━━━ Records for this exercise

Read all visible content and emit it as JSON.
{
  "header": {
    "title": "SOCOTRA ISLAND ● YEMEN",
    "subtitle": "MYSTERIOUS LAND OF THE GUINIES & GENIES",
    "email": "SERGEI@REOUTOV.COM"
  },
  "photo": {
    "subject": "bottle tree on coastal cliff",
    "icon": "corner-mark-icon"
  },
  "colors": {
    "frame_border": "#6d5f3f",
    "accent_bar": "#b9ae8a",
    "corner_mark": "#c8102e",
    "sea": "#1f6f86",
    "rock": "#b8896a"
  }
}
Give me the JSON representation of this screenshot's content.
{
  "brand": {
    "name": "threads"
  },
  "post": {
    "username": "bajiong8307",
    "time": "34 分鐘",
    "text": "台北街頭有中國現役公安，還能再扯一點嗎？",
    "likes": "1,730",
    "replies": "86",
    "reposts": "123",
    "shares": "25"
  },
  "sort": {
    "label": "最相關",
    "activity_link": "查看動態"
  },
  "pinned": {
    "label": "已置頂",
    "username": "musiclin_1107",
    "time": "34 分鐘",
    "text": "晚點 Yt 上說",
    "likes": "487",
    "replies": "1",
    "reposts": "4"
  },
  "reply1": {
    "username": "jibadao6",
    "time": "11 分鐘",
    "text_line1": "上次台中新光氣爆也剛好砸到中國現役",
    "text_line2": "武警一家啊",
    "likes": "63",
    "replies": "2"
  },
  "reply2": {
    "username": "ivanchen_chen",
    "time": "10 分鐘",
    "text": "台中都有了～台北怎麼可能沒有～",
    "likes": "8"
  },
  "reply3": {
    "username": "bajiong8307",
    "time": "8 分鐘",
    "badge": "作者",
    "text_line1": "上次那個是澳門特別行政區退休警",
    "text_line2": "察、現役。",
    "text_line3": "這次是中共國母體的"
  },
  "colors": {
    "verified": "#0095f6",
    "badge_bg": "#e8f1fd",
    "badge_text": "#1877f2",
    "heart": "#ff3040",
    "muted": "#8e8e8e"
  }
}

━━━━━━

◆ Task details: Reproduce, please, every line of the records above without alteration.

◆ Task result:
Read all visible content and emit it as JSON.
{
  "header": {
    "title": "SOCOTRA ISLAND ● YEMEN",
    "subtitle": "MYSTERIOUS LAND OF THE GUINIES & GENIES",
    "email": "SERGEI@REOUTOV.COM"
  },
  "photo": {
    "subject": "bottle tree on coastal cliff",
    "icon": "corner-mark-icon"
  },
  "colors": {
    "frame_border": "#6d5f3f",
    "accent_bar": "#b9ae8a",
    "corner_mark": "#c8102e",
    "sea": "#1f6f86",
    "rock": "#b8896a"
  }
}
Give me the JSON representation of this screenshot's content.
{
  "brand": {
    "name": "threads"
  },
  "post": {
    "username": "bajiong8307",
    "time": "34 分鐘",
    "text": "台北街頭有中國現役公安，還能再扯一點嗎？",
    "likes": "1,730",
    "replies": "86",
    "reposts": "123",
    "shares": "25"
  },
  "sort": {
    "label": "最相關",
    "activity_link": "查看動態"
  },
  "pinned": {
    "label": "已置頂",
    "username": "musiclin_1107",
    "time": "34 分鐘",
    "text": "晚點 Yt 上說",
    "likes": "487",
    "replies": "1",
    "reposts": "4"
  },
  "reply1": {
    "username": "jibadao6",
    "time": "11 分鐘",
    "text_line1": "上次台中新光氣爆也剛好砸到中國現役",
    "text_line2": "武警一家啊",
    "likes": "63",
    "replies": "2"
  },
  "reply2": {
    "username": "ivanchen_chen",
    "time": "10 分鐘",
    "text": "台中都有了～台北怎麼可能沒有～",
    "likes": "8"
  },
  "reply3": {
    "username": "bajiong8307",
    "time": "8 分鐘",
    "badge": "作者",
    "text_line1": "上次那個是澳門特別行政區退休警",
    "text_line2": "察、現役。",
    "text_line3": "這次是中共國母體的"
  },
  "colors": {
    "verified": "#0095f6",
    "badge_bg": "#e8f1fd",
    "badge_text": "#1877f2",
    "heart": "#ff3040",
    "muted": "#8e8e8e"
  }
}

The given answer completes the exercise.